• **Work item**
Reproduce all of the records word for word, omitting the pictures.
--- Records Enclosed Below ---
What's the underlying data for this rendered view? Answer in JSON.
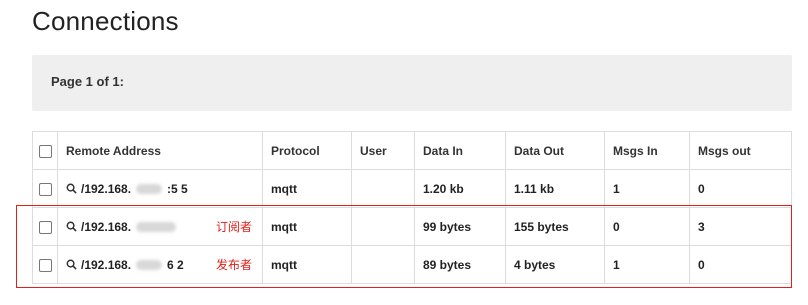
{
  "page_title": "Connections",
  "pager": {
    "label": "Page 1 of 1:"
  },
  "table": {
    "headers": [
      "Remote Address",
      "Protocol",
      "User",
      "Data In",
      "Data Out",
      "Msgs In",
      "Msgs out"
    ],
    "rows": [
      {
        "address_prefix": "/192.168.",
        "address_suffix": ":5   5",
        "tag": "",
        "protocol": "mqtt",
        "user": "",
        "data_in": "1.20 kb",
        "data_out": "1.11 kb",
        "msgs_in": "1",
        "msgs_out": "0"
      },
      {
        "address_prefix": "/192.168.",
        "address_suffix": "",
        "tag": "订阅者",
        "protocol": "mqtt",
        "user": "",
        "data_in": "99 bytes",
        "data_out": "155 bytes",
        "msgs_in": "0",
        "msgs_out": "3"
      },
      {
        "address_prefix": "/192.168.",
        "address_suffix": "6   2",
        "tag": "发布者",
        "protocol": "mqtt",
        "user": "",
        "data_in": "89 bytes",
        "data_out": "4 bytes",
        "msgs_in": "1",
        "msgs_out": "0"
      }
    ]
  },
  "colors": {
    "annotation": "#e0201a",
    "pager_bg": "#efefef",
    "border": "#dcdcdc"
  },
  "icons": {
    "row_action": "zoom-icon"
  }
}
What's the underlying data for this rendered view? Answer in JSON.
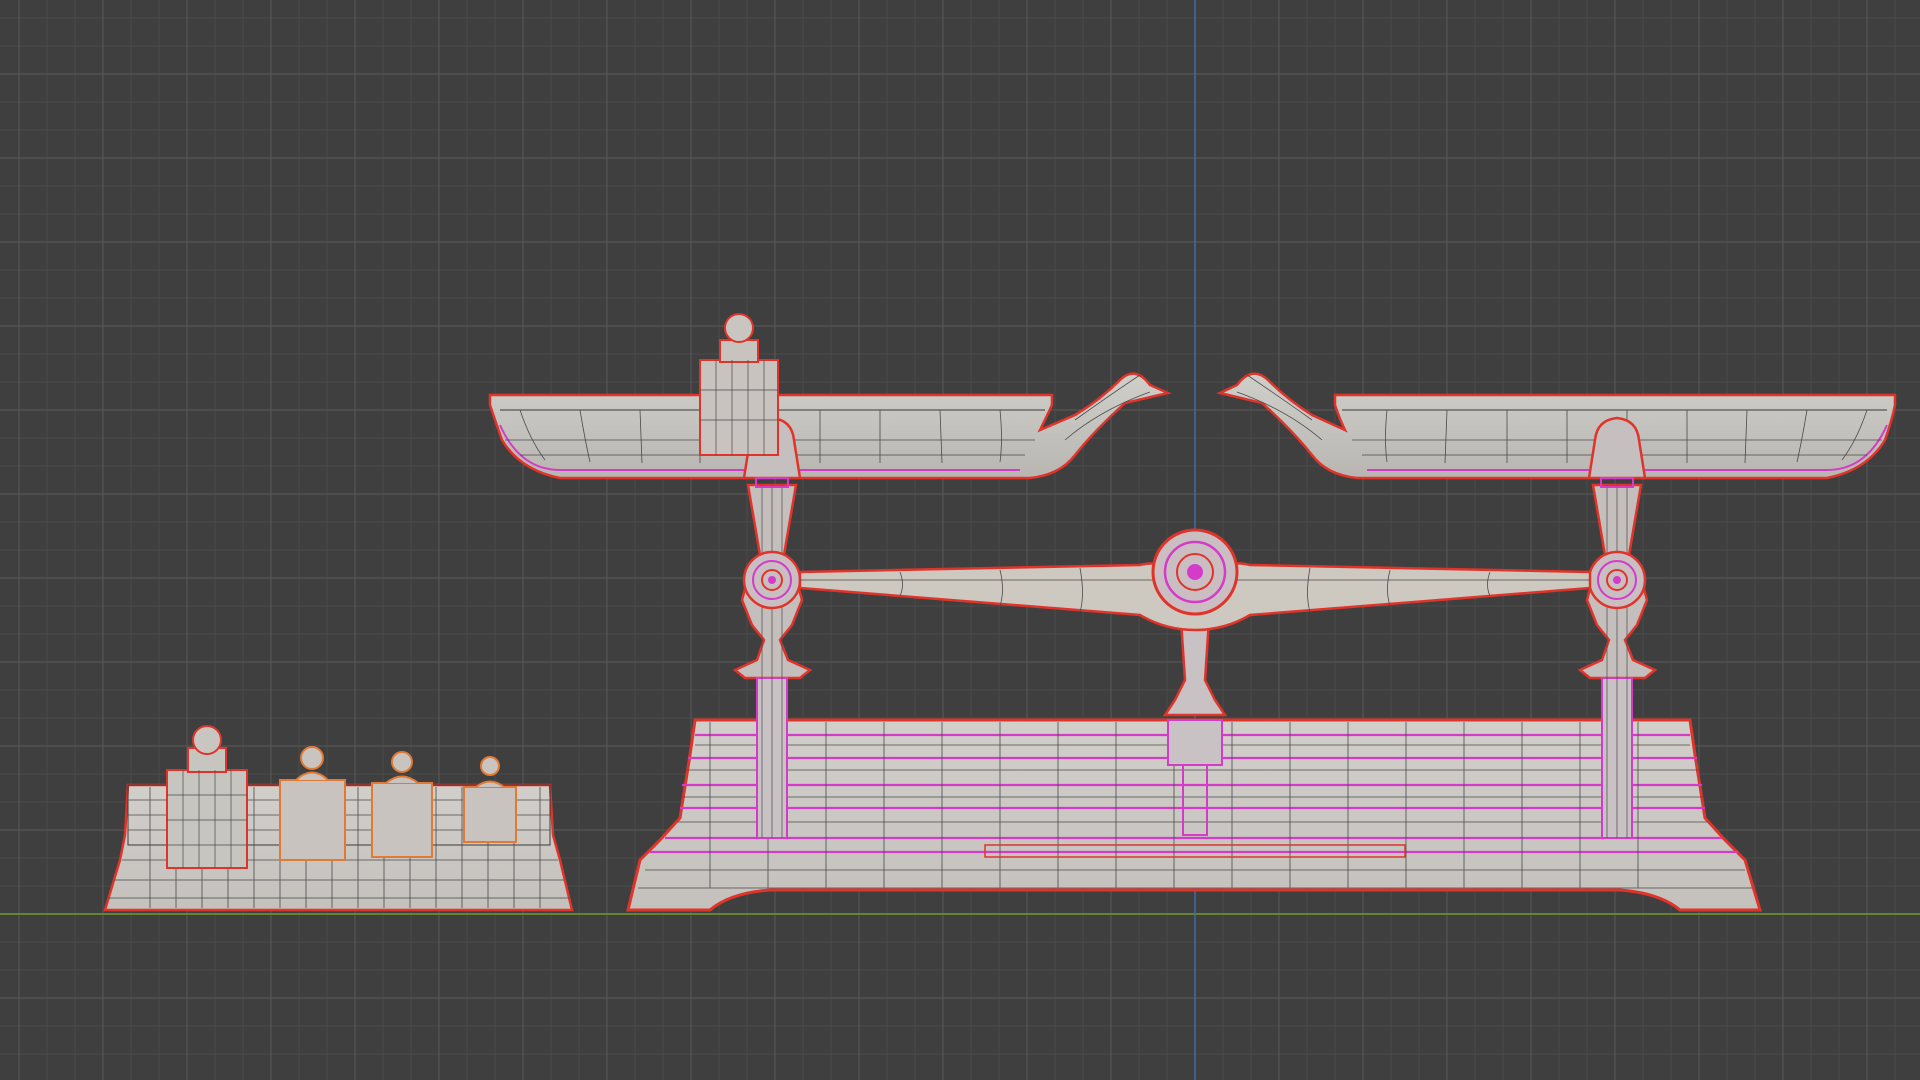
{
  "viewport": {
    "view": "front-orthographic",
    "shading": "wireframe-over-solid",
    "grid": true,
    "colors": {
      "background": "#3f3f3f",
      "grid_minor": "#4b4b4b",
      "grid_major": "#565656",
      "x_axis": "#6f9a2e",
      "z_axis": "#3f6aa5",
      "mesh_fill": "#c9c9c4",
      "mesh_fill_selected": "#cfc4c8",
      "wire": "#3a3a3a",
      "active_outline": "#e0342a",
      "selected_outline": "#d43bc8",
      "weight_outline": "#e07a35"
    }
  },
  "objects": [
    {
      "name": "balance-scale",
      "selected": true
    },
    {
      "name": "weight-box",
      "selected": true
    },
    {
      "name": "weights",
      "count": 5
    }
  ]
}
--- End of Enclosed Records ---
• **Response to the exercise**
What's the underlying data for this rendered view? Answer in JSON.
{
  "page_title": "Connections",
  "pager": {
    "label": "Page 1 of 1:"
  },
  "table": {
    "headers": [
      "Remote Address",
      "Protocol",
      "User",
      "Data In",
      "Data Out",
      "Msgs In",
      "Msgs out"
    ],
    "rows": [
      {
        "address_prefix": "/192.168.",
        "address_suffix": ":5   5",
        "tag": "",
        "protocol": "mqtt",
        "user": "",
        "data_in": "1.20 kb",
        "data_out": "1.11 kb",
        "msgs_in": "1",
        "msgs_out": "0"
      },
      {
        "address_prefix": "/192.168.",
        "address_suffix": "",
        "tag": "订阅者",
        "protocol": "mqtt",
        "user": "",
        "data_in": "99 bytes",
        "data_out": "155 bytes",
        "msgs_in": "0",
        "msgs_out": "3"
      },
      {
        "address_prefix": "/192.168.",
        "address_suffix": "6   2",
        "tag": "发布者",
        "protocol": "mqtt",
        "user": "",
        "data_in": "89 bytes",
        "data_out": "4 bytes",
        "msgs_in": "1",
        "msgs_out": "0"
      }
    ]
  },
  "colors": {
    "annotation": "#e0201a",
    "pager_bg": "#efefef",
    "border": "#dcdcdc"
  },
  "icons": {
    "row_action": "zoom-icon"
  }
}
What's the underlying data for this rendered view? Answer in JSON.
{
  "viewport": {
    "view": "front-orthographic",
    "shading": "wireframe-over-solid",
    "grid": true,
    "colors": {
      "background": "#3f3f3f",
      "grid_minor": "#4b4b4b",
      "grid_major": "#565656",
      "x_axis": "#6f9a2e",
      "z_axis": "#3f6aa5",
      "mesh_fill": "#c9c9c4",
      "mesh_fill_selected": "#cfc4c8",
      "wire": "#3a3a3a",
      "active_outline": "#e0342a",
      "selected_outline": "#d43bc8",
      "weight_outline": "#e07a35"
    }
  },
  "objects": [
    {
      "name": "balance-scale",
      "selected": true
    },
    {
      "name": "weight-box",
      "selected": true
    },
    {
      "name": "weights",
      "count": 5
    }
  ]
}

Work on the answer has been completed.